In the Introduction to the National Highway Traffic Safety Administration's ("NHTSA") November 2009 report, "The Contribution of Medical Conditions to Passenger Vehicle Crashes," the agency cites the Center for Disease Control's 2006 estimate that 133 million Americans suffer from at least one chronic condition. The agency notes that this number makes the question of health's impact on driving particularly important, despite the fact that a handful of earlier studies dismissed the idea that there was an increased accident rate for either diabetic or epileptic drivers (assuming the conditions are controlled by a doctor). In the November 2009 study, the NHTSA reviewed accident figures to find out the role medical emergencies played in car accidents between 6 AM and 12 AM from July 3, 2005 until December 31, 2007.
Ultimately, the NHTSA found that only 1.3% of sampled crashes involved a medical emergency. Where a medical emergency did precipitate a crash, the most common problems included the following conditions: seizures (35%); blackouts, including those due to medication, dehydration, and other medically-related losses of consciousness (29%); and diabetic reactions (20%). Additional questions (asked to either the driver or, where the driver was unavailable to respond, a surrogate) revealed that most drivers were aware of the condition that led to the accident. Drivers age 65 and older were involved in a higher percentage of medically precipitated crashes than young and middle-aged drivers. Males were also disproportionately represented.
Given our aging population, medical emergencies may grow into a more substantial problem. While the total percentage of accidents caused by a medical emergency is small, it is still worthy of close attention. The NHTSA suggests health care providers should educate patients about recognizing the early signs of a health emergency. Additionally, general accident prevention technologies, such as Drowsy Driver Warning Systems may help. Most medically precipitated crashes involved departure from the road, suggesting that lane departure warnings might help alert a driver to a problem with enough time to avoid a crash.
If another driver's health caused an accident that left you injured, you may have a civil claim against the driver. While some may feel a bit of guilt at bringing a claim against someone who suffered a sudden medical emergency, these claims remain valid and important. Bringing suit will help bring additional attention to the threat of health emergencies on the road, encouraging drivers to evaluate their well-being before getting behind the wheel and encouraging others (ex. relatives, doctors) to intervene when a driver's health may be creating an accident risk. Further, those injured by a driver who lost control due to an emergency have very real costs associated with the crash, and deserve compensation.

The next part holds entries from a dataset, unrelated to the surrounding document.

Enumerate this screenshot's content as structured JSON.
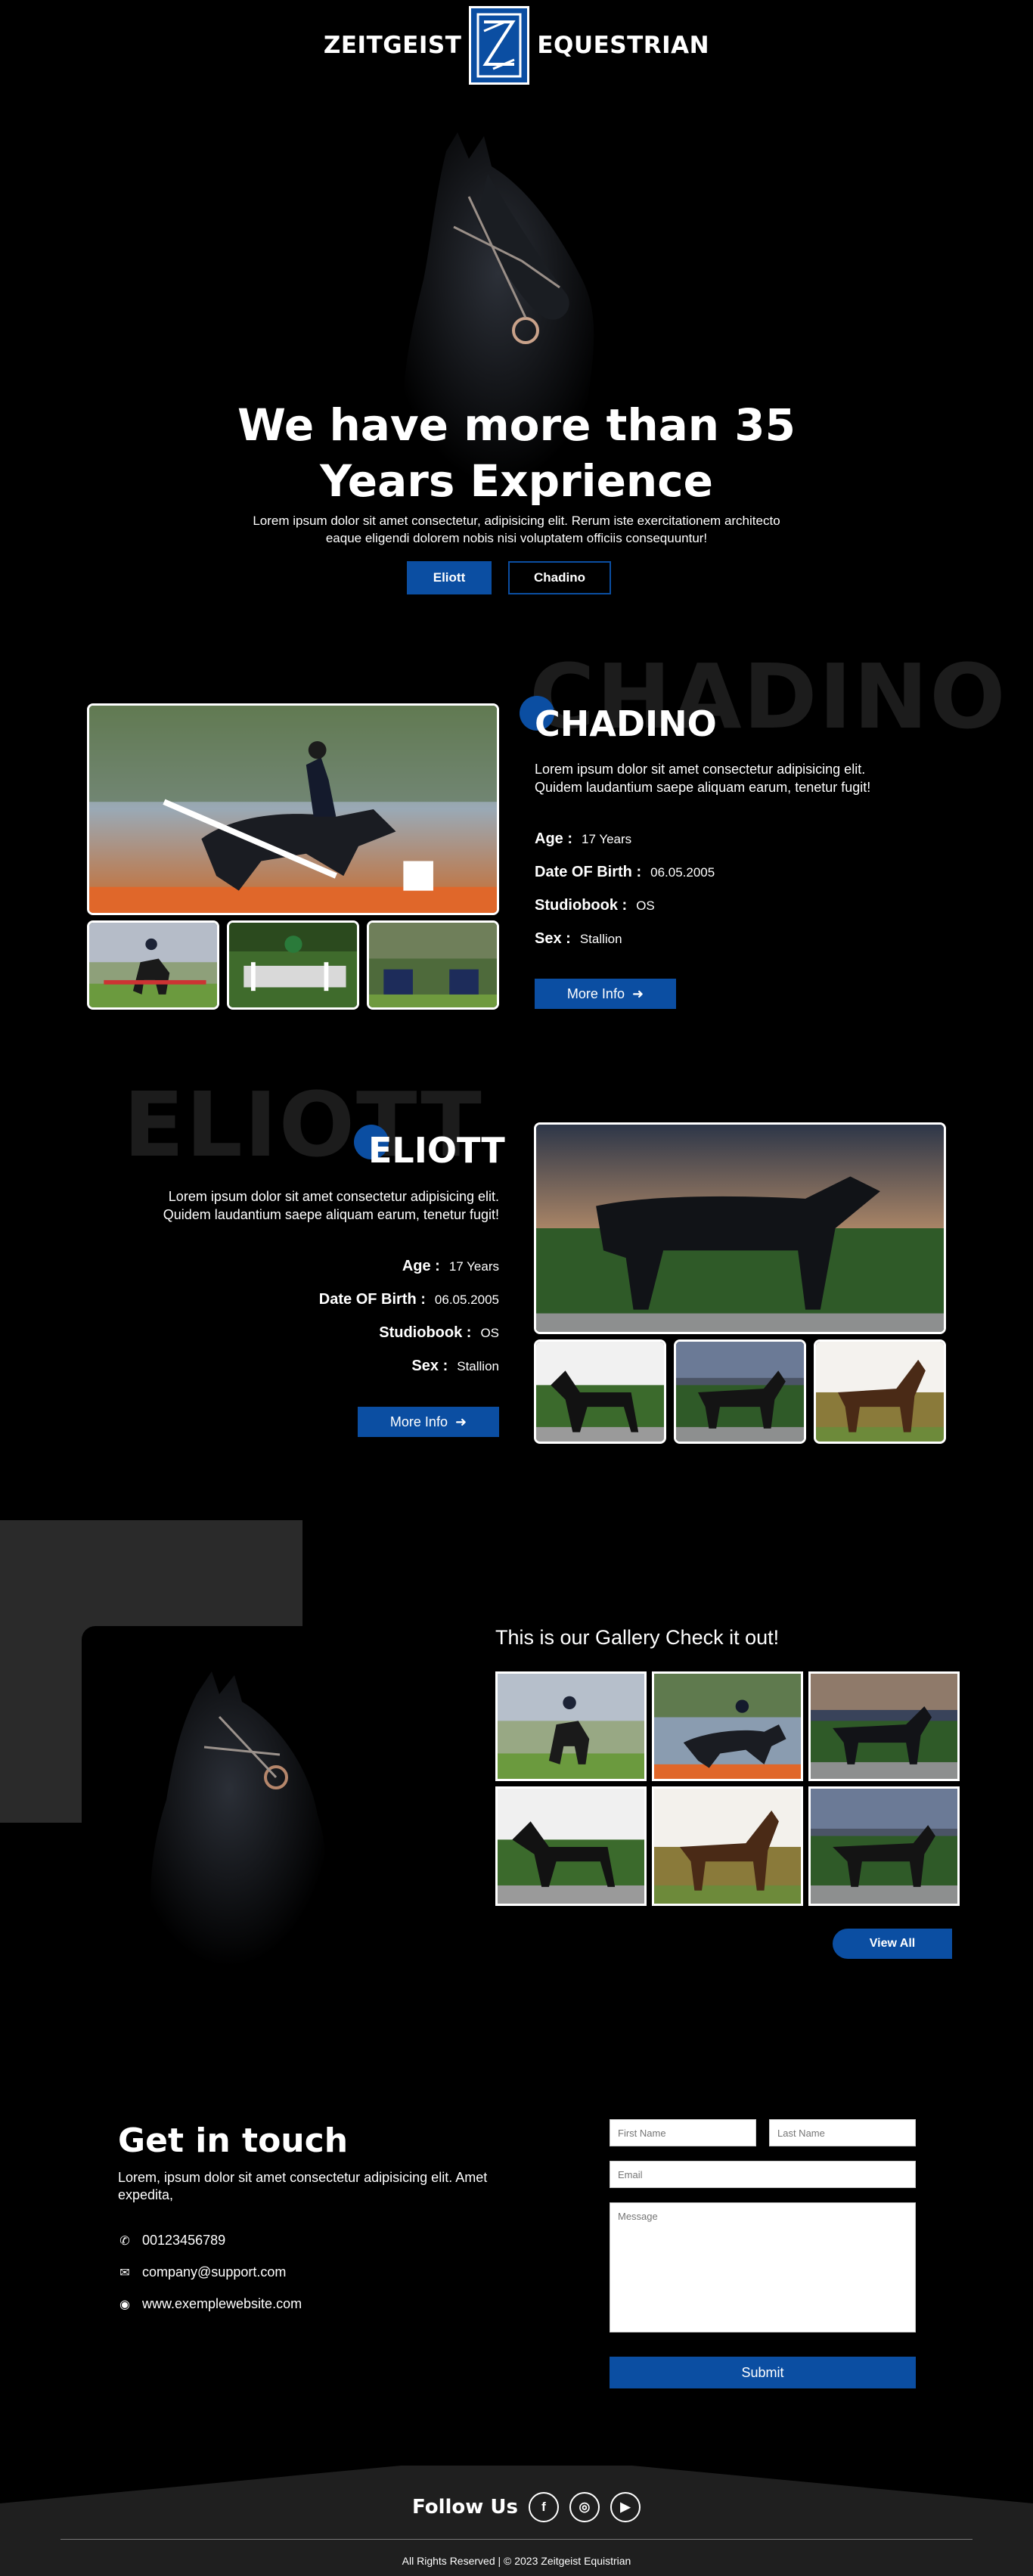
{
  "header": {
    "logo_left": "ZEITGEIST",
    "logo_right": "EQUESTRIAN",
    "logo_icon": "z-monogram-icon"
  },
  "hero": {
    "title_line1": "We have more than 35",
    "title_line2": "Years Exprience",
    "subtitle_line1": "Lorem ipsum dolor sit amet consectetur, adipisicing elit. Rerum iste exercitationem architecto",
    "subtitle_line2": "eaque eligendi dolorem nobis nisi voluptatem officiis consequuntur!",
    "btn_primary": "Eliott",
    "btn_secondary": "Chadino"
  },
  "chadino": {
    "ghost": "CHADINO",
    "name": "CHADINO",
    "desc_line1": "Lorem ipsum dolor sit amet consectetur adipisicing elit.",
    "desc_line2": "Quidem laudantium saepe aliquam earum, tenetur fugit!",
    "stats": [
      {
        "k": "Age :",
        "v": "17 Years"
      },
      {
        "k": "Date OF Birth :",
        "v": "06.05.2005"
      },
      {
        "k": "Studiobook :",
        "v": "OS"
      },
      {
        "k": "Sex :",
        "v": "Stallion"
      }
    ],
    "more": "More Info"
  },
  "eliott": {
    "ghost": "ELIOTT",
    "name": "ELIOTT",
    "desc_line1": "Lorem ipsum dolor sit amet consectetur adipisicing elit.",
    "desc_line2": "Quidem laudantium saepe aliquam earum, tenetur fugit!",
    "stats": [
      {
        "k": "Age :",
        "v": "17 Years"
      },
      {
        "k": "Date OF Birth :",
        "v": "06.05.2005"
      },
      {
        "k": "Studiobook :",
        "v": "OS"
      },
      {
        "k": "Sex :",
        "v": "Stallion"
      }
    ],
    "more": "More Info"
  },
  "gallery": {
    "title": "This is our Gallery Check it out!",
    "view_all": "View All"
  },
  "contact": {
    "title": "Get in touch",
    "desc_line1": "Lorem, ipsum dolor sit amet consectetur adipisicing elit. Amet",
    "desc_line2": "expedita,",
    "phone": "00123456789",
    "email": "company@support.com",
    "website": "www.exemplewebsite.com",
    "form": {
      "first_name": "First Name",
      "last_name": "Last Name",
      "email": "Email",
      "message": "Message",
      "submit": "Submit"
    }
  },
  "footer": {
    "follow": "Follow Us",
    "social": [
      "facebook-icon",
      "instagram-icon",
      "youtube-icon"
    ],
    "copyright": "All Rights Reserved | © 2023 Zeitgeist Equistrian"
  },
  "colors": {
    "accent": "#0b4ea2",
    "background": "#000000",
    "panel": "#2a2a2a"
  }
}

Call our Panama City injury law firm and schedule a free consultation to discuss your unique case. The consultation is free and, in most cases, there is no fee unless you recover money.